## PROBLEM TO WORK ON
Please reproduce the following records exactly, with nothing omitted.

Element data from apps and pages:
==========
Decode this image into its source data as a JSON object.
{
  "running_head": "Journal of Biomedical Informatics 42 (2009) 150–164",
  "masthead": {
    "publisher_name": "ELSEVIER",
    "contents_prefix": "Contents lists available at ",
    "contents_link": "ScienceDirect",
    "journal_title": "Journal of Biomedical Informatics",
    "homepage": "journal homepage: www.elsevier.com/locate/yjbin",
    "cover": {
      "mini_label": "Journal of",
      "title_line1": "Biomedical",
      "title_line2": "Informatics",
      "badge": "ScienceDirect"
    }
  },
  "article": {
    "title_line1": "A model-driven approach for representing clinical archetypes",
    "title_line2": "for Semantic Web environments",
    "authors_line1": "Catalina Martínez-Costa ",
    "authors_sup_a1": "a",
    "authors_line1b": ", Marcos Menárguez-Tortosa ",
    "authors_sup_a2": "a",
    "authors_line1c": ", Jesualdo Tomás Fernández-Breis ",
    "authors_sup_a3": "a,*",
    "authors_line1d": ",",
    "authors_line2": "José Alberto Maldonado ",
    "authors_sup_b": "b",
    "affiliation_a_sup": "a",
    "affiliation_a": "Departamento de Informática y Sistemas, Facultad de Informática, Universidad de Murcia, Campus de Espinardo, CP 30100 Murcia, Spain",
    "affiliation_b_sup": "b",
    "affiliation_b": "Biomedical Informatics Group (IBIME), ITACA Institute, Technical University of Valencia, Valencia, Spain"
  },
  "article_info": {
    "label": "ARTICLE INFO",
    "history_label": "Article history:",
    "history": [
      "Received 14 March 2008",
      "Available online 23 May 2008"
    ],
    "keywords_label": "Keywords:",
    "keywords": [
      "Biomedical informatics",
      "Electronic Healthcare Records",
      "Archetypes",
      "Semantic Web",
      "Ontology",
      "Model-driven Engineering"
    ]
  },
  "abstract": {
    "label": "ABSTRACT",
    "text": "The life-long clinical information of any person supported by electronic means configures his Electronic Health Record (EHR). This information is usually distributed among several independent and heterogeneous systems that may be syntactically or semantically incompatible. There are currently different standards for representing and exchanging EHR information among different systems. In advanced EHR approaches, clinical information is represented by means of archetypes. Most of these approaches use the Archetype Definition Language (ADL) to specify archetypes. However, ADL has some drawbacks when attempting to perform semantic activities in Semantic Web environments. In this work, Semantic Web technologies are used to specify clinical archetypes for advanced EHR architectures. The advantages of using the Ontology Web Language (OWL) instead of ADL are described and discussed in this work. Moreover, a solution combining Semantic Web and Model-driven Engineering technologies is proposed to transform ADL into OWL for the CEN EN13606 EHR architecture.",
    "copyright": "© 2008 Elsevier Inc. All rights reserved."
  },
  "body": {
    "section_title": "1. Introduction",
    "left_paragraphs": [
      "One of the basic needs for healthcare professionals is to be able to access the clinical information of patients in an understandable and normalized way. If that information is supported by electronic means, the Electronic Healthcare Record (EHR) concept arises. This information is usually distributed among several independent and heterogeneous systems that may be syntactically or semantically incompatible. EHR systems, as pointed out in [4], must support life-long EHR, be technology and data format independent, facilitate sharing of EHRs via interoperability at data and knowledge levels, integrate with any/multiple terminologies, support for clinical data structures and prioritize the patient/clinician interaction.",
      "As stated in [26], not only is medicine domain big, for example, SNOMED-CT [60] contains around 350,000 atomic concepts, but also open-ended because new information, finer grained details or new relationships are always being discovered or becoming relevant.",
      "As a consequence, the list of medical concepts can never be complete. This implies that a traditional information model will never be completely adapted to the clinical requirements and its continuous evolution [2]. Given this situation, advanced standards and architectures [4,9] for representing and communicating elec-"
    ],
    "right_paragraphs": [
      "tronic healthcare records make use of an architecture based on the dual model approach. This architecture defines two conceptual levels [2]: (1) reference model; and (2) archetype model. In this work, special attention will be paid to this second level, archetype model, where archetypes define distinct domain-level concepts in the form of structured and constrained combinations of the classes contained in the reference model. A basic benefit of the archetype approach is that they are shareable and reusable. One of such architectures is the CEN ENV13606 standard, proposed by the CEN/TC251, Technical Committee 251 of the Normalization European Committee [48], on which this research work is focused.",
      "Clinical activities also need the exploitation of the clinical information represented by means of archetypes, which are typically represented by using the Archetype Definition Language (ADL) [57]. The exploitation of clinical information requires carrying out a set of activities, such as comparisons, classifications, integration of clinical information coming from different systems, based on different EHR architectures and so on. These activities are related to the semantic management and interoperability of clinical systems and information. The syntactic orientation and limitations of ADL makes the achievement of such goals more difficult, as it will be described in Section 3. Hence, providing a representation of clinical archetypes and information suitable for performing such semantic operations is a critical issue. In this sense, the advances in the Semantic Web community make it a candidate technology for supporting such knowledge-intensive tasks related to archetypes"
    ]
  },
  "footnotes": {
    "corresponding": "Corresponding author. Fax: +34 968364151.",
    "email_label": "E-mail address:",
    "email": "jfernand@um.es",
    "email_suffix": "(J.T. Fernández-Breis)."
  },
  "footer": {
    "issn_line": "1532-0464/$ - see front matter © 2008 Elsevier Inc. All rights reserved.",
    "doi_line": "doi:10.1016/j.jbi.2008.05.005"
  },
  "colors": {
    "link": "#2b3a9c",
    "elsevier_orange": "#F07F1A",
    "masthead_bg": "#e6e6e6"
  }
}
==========
## SOLUTION TO THE EXERCISE
Decode this image into its source data as a JSON object.
{
  "running_head": "Journal of Biomedical Informatics 42 (2009) 150–164",
  "masthead": {
    "publisher_name": "ELSEVIER",
    "contents_prefix": "Contents lists available at ",
    "contents_link": "ScienceDirect",
    "journal_title": "Journal of Biomedical Informatics",
    "homepage": "journal homepage: www.elsevier.com/locate/yjbin",
    "cover": {
      "mini_label": "Journal of",
      "title_line1": "Biomedical",
      "title_line2": "Informatics",
      "badge": "ScienceDirect"
    }
  },
  "article": {
    "title_line1": "A model-driven approach for representing clinical archetypes",
    "title_line2": "for Semantic Web environments",
    "authors_line1": "Catalina Martínez-Costa ",
    "authors_sup_a1": "a",
    "authors_line1b": ", Marcos Menárguez-Tortosa ",
    "authors_sup_a2": "a",
    "authors_line1c": ", Jesualdo Tomás Fernández-Breis ",
    "authors_sup_a3": "a,*",
    "authors_line1d": ",",
    "authors_line2": "José Alberto Maldonado ",
    "authors_sup_b": "b",
    "affiliation_a_sup": "a",
    "affiliation_a": "Departamento de Informática y Sistemas, Facultad de Informática, Universidad de Murcia, Campus de Espinardo, CP 30100 Murcia, Spain",
    "affiliation_b_sup": "b",
    "affiliation_b": "Biomedical Informatics Group (IBIME), ITACA Institute, Technical University of Valencia, Valencia, Spain"
  },
  "article_info": {
    "label": "ARTICLE INFO",
    "history_label": "Article history:",
    "history": [
      "Received 14 March 2008",
      "Available online 23 May 2008"
    ],
    "keywords_label": "Keywords:",
    "keywords": [
      "Biomedical informatics",
      "Electronic Healthcare Records",
      "Archetypes",
      "Semantic Web",
      "Ontology",
      "Model-driven Engineering"
    ]
  },
  "abstract": {
    "label": "ABSTRACT",
    "text": "The life-long clinical information of any person supported by electronic means configures his Electronic Health Record (EHR). This information is usually distributed among several independent and heterogeneous systems that may be syntactically or semantically incompatible. There are currently different standards for representing and exchanging EHR information among different systems. In advanced EHR approaches, clinical information is represented by means of archetypes. Most of these approaches use the Archetype Definition Language (ADL) to specify archetypes. However, ADL has some drawbacks when attempting to perform semantic activities in Semantic Web environments. In this work, Semantic Web technologies are used to specify clinical archetypes for advanced EHR architectures. The advantages of using the Ontology Web Language (OWL) instead of ADL are described and discussed in this work. Moreover, a solution combining Semantic Web and Model-driven Engineering technologies is proposed to transform ADL into OWL for the CEN EN13606 EHR architecture.",
    "copyright": "© 2008 Elsevier Inc. All rights reserved."
  },
  "body": {
    "section_title": "1. Introduction",
    "left_paragraphs": [
      "One of the basic needs for healthcare professionals is to be able to access the clinical information of patients in an understandable and normalized way. If that information is supported by electronic means, the Electronic Healthcare Record (EHR) concept arises. This information is usually distributed among several independent and heterogeneous systems that may be syntactically or semantically incompatible. EHR systems, as pointed out in [4], must support life-long EHR, be technology and data format independent, facilitate sharing of EHRs via interoperability at data and knowledge levels, integrate with any/multiple terminologies, support for clinical data structures and prioritize the patient/clinician interaction.",
      "As stated in [26], not only is medicine domain big, for example, SNOMED-CT [60] contains around 350,000 atomic concepts, but also open-ended because new information, finer grained details or new relationships are always being discovered or becoming relevant.",
      "As a consequence, the list of medical concepts can never be complete. This implies that a traditional information model will never be completely adapted to the clinical requirements and its continuous evolution [2]. Given this situation, advanced standards and architectures [4,9] for representing and communicating elec-"
    ],
    "right_paragraphs": [
      "tronic healthcare records make use of an architecture based on the dual model approach. This architecture defines two conceptual levels [2]: (1) reference model; and (2) archetype model. In this work, special attention will be paid to this second level, archetype model, where archetypes define distinct domain-level concepts in the form of structured and constrained combinations of the classes contained in the reference model. A basic benefit of the archetype approach is that they are shareable and reusable. One of such architectures is the CEN ENV13606 standard, proposed by the CEN/TC251, Technical Committee 251 of the Normalization European Committee [48], on which this research work is focused.",
      "Clinical activities also need the exploitation of the clinical information represented by means of archetypes, which are typically represented by using the Archetype Definition Language (ADL) [57]. The exploitation of clinical information requires carrying out a set of activities, such as comparisons, classifications, integration of clinical information coming from different systems, based on different EHR architectures and so on. These activities are related to the semantic management and interoperability of clinical systems and information. The syntactic orientation and limitations of ADL makes the achievement of such goals more difficult, as it will be described in Section 3. Hence, providing a representation of clinical archetypes and information suitable for performing such semantic operations is a critical issue. In this sense, the advances in the Semantic Web community make it a candidate technology for supporting such knowledge-intensive tasks related to archetypes"
    ]
  },
  "footnotes": {
    "corresponding": "Corresponding author. Fax: +34 968364151.",
    "email_label": "E-mail address:",
    "email": "jfernand@um.es",
    "email_suffix": "(J.T. Fernández-Breis)."
  },
  "footer": {
    "issn_line": "1532-0464/$ - see front matter © 2008 Elsevier Inc. All rights reserved.",
    "doi_line": "doi:10.1016/j.jbi.2008.05.005"
  },
  "colors": {
    "link": "#2b3a9c",
    "elsevier_orange": "#F07F1A",
    "masthead_bg": "#e6e6e6"
  }
}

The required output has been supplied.